There’s a lot of good, thought-provoking stuff in Dave Gibbons’s book, The Monkey and the Fish (Liquid Leadership for a Third-Culture Church). Here’s an example:
For a long time now, churches have approached ministry and spiritual development as a linear progression. You accept Jesus as your Lord and Savior, and then you proceed down a well-defined path into the deeper truths of the faith....But we have to understand that this Western, sequential, how-to approach has not resonated in much of the world. And it’s not going to....It also doesn’t find a receptive audience with most people in post-Boomer generations....
Many people today....enter a relationship with Jesus through involvement in a cause or doing a good deed. They have no interest in “accepting Jesus as their Lord and Savior,” but they want to be engaged in a worthwhile endeavor. That’s likely to be their most effective introduction to Jesus and the gospel. So in today’s culture, a person’s religious conversion is better viewed as a dynamic, organic, messy journey--complete with detours and dead ends and back alleys and U-turns---than as a moment that triggers a series of key decisions.

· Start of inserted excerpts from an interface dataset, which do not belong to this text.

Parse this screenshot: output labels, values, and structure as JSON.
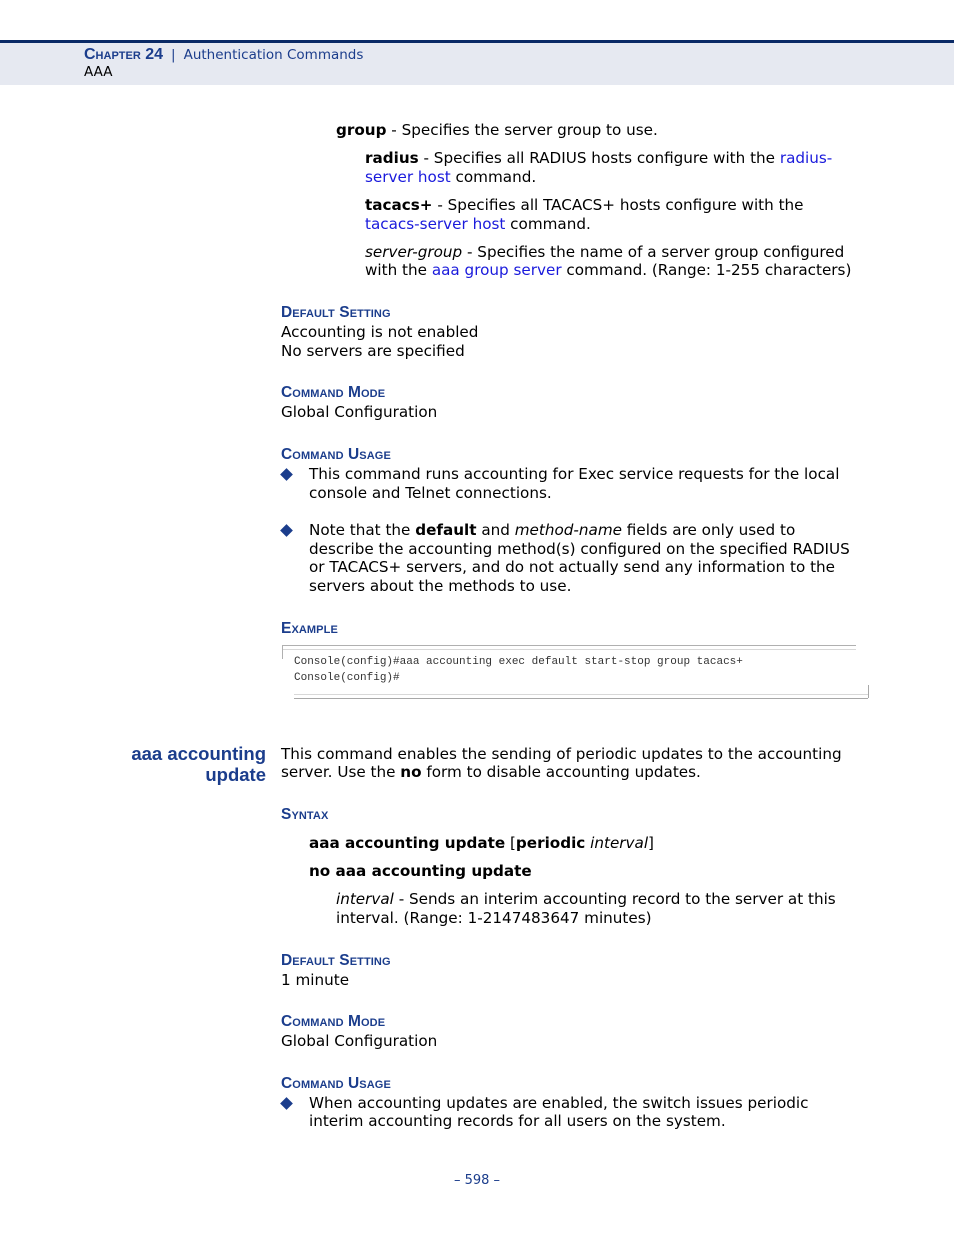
{
  "header": {
    "chapter": "Chapter 24",
    "separator": "|",
    "chapter_title": "Authentication Commands",
    "section": "AAA"
  },
  "params": {
    "group": {
      "term": "group",
      "desc": " - Specifies the server group to use."
    },
    "radius": {
      "term": "radius",
      "desc1": " - Specifies all RADIUS hosts configure with the ",
      "link_a": "radius-",
      "link_b": "server host",
      "desc2": " command."
    },
    "tacacs": {
      "term": "tacacs+",
      "desc1": " - Specifies all TACACS+ hosts configure with the",
      "link": "tacacs-server host",
      "desc2": " command."
    },
    "server_group": {
      "term": "server-group",
      "desc1": " - Specifies the name of a server group configured",
      "pre": "with the ",
      "link": "aaa group server",
      "desc2": " command. (Range: 1-255 characters)"
    }
  },
  "section1": {
    "default_setting": {
      "heading": "Default Setting",
      "lines": [
        "Accounting is not enabled",
        "No servers are specified"
      ]
    },
    "command_mode": {
      "heading": "Command Mode",
      "value": "Global Configuration"
    },
    "command_usage": {
      "heading": "Command Usage",
      "bullet1": [
        "This command runs accounting for Exec service requests for the local",
        "console and Telnet connections."
      ],
      "bullet2": {
        "pre": "Note that the ",
        "bold": "default",
        "mid": " and ",
        "italic": "method-name",
        "post": " fields are only used to",
        "lines": [
          "describe the accounting method(s) configured on the specified RADIUS",
          "or TACACS+ servers, and do not actually send any information to the",
          "servers about the methods to use."
        ]
      }
    },
    "example": {
      "heading": "Example",
      "code": [
        "Console(config)#aaa accounting exec default start-stop group tacacs+",
        "Console(config)#"
      ]
    }
  },
  "command2": {
    "name_line1": "aaa accounting",
    "name_line2": "update",
    "desc_line1": "This command enables the sending of periodic updates to the accounting",
    "desc_pre": "server. Use the ",
    "desc_bold": "no",
    "desc_post": " form to disable accounting updates.",
    "syntax": {
      "heading": "Syntax",
      "line1_bold": "aaa accounting update",
      "line1_open": " [",
      "line1_bold2": "periodic",
      "line1_italic": " interval",
      "line1_close": "]",
      "line2": "no aaa accounting update",
      "param_term": "interval",
      "param_desc": " - Sends an interim accounting record to the server at this",
      "param_desc2": "interval. (Range: 1-2147483647 minutes)"
    },
    "default_setting": {
      "heading": "Default Setting",
      "value": "1 minute"
    },
    "command_mode": {
      "heading": "Command Mode",
      "value": "Global Configuration"
    },
    "command_usage": {
      "heading": "Command Usage",
      "bullet1": [
        "When accounting updates are enabled, the switch issues periodic",
        "interim accounting records for all users on the system."
      ]
    }
  },
  "footer": {
    "page": "–  598  –"
  }
}
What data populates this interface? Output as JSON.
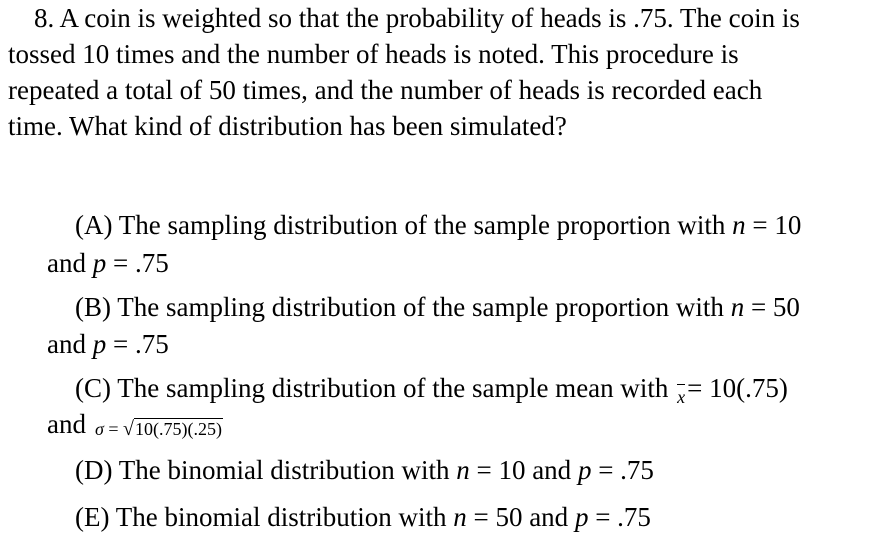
{
  "question": {
    "number": "8.",
    "lines": [
      "A coin is weighted so that the probability of heads is .75. The coin is",
      "tossed 10 times and the number of heads is noted. This procedure is",
      "repeated a total of 50 times, and the number of heads is recorded each",
      "time. What kind of distribution has been simulated?"
    ]
  },
  "choices": {
    "A": {
      "label": "(A) The sampling distribution of the sample proportion with",
      "n_sym": "n",
      "n_eq": " = 10",
      "and": "and ",
      "p_sym": "p",
      "p_eq": " = .75"
    },
    "B": {
      "label": "(B) The sampling distribution of the sample proportion with",
      "n_sym": "n",
      "n_eq": " = 50",
      "and": "and ",
      "p_sym": "p",
      "p_eq": " = .75"
    },
    "C": {
      "label": "(C) The sampling distribution of the sample mean with",
      "x_sym": "x",
      "mean_eq": "= 10(.75)",
      "and": "and",
      "sigma_sym": "σ",
      "sigma_eq": " = ",
      "sqrt": "√",
      "radicand": "10(.75)(.25)"
    },
    "D": {
      "label": "(D) The binomial distribution with ",
      "n_sym": "n",
      "n_eq": " = 10 and ",
      "p_sym": "p",
      "p_eq": " = .75"
    },
    "E": {
      "label": "(E) The binomial distribution with ",
      "n_sym": "n",
      "n_eq": " = 50 and ",
      "p_sym": "p",
      "p_eq": " = .75"
    }
  }
}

The simple model of ministry that enfolds these principles is what we’re calling the rhythms model. In this model, you organize ministry around three intersecting spheres---Christ, cause, and community.
Christ, cause, and community. At Cobblestone, we’ve adopted a strategy, an emphasis we call “Seek, Share, Serve,” defining the three things we do as Christ-followers: seek God in worship, share our lives in Journey Groups, and serve God and the church in some servant role. These could just as easily be defined as Christ, cause, and community.
So it’s amazing to me how the Holy Spirit, whose guidance we have actively been seeking, seems to know what he’s doing. With us. And with others. Eh?